State Dept. Backs Japan Security Seat

Japan merits a permanent seat on the U.N. Security Council (search), a senior State Department official said Tuesday, but proposals for revamping the United Nations may not be ready by September as called for by Secretary-General Kofi Annan (search).

Japan ranks second only to the United States in financial contributions to the United Nations, which bolsters its case for the permanent seat alongside the United States, Britain, France, Russia and China, said Kim Holmes, assistant secretary of state for international organizations.

Expansion of the Security Council, which has 10 other seats parceled out among all the other 186 countries except Israel, is among the changes likely to be adopted.

The five permanent members, who each have the power to veto resolutions, will retain the seats they have held since the founding of the United Nations (search) in 1945. Several countries may be added. Among the contenders are Brazil, Germany and India.

Holmes, who is leaving his post at the end of the month to return to the Heritage Foundation, a conservative research group, said wealth was not the only qualification. But he said Japan's contributions should be given serious attention.

He declined to say which other countries may draw the support of the United States.

Overall, Holmes said, it would be a mistake "to rush the proposals" for reforming the United Nations.

Annan in March called for urgent action and said he hoped a package of reforms could be adopted by September.

Among his recommendations were enlarging the Security Council to include more voices from the developing world and all regions, and imposing more efficiency and accountability to the United Nations.

The world body is burdened by allegations of mismanagement in the scandal-ridden program that permitted Iraq under Saddam Hussein to sell oil if the proceeds were used for food and medicine for the Iraqi people.

Annan said his proposals cannot be adopted piecemeal — or "a la carte," as he called it.

But Holmes in a speech and news conference at a luncheon held by the Better World Campaign, a bipartisan, nonprofit group that promotes the United Nations, said "it will take time to resolve all reform issues."

He said they should be considered "case by case," rather than as a package.

"The U.N. is too important to think everything can be done by September," Holmes said. "All of these issues are going to have their own timetable."

Among Bush administration proposals, he said, was that countries that support terror should not be permitted leadership positions at the United Nations.

Also, Holmes said, as the largest financial contributor the United States should have the biggest say in shaping the U.N. budget.

A congressional task force is studying reform measures.
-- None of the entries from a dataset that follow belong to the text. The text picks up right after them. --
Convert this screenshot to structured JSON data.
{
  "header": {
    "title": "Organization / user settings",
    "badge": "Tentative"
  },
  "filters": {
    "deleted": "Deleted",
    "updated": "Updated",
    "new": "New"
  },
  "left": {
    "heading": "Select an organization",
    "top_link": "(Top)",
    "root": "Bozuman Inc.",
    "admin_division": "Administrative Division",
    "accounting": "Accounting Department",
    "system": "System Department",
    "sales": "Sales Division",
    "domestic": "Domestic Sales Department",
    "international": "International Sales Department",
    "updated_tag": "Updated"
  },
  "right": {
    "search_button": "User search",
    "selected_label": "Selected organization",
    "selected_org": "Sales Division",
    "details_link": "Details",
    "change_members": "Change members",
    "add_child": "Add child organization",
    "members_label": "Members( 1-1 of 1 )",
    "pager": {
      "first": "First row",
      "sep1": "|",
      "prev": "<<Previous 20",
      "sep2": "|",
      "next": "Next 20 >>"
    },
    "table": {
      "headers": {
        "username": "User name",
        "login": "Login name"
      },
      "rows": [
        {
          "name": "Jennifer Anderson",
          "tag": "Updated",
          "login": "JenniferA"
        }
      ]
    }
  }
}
The co-chairmen are former House Speaker Newt Gingrich and former Senate Majority Leader George Mitchell.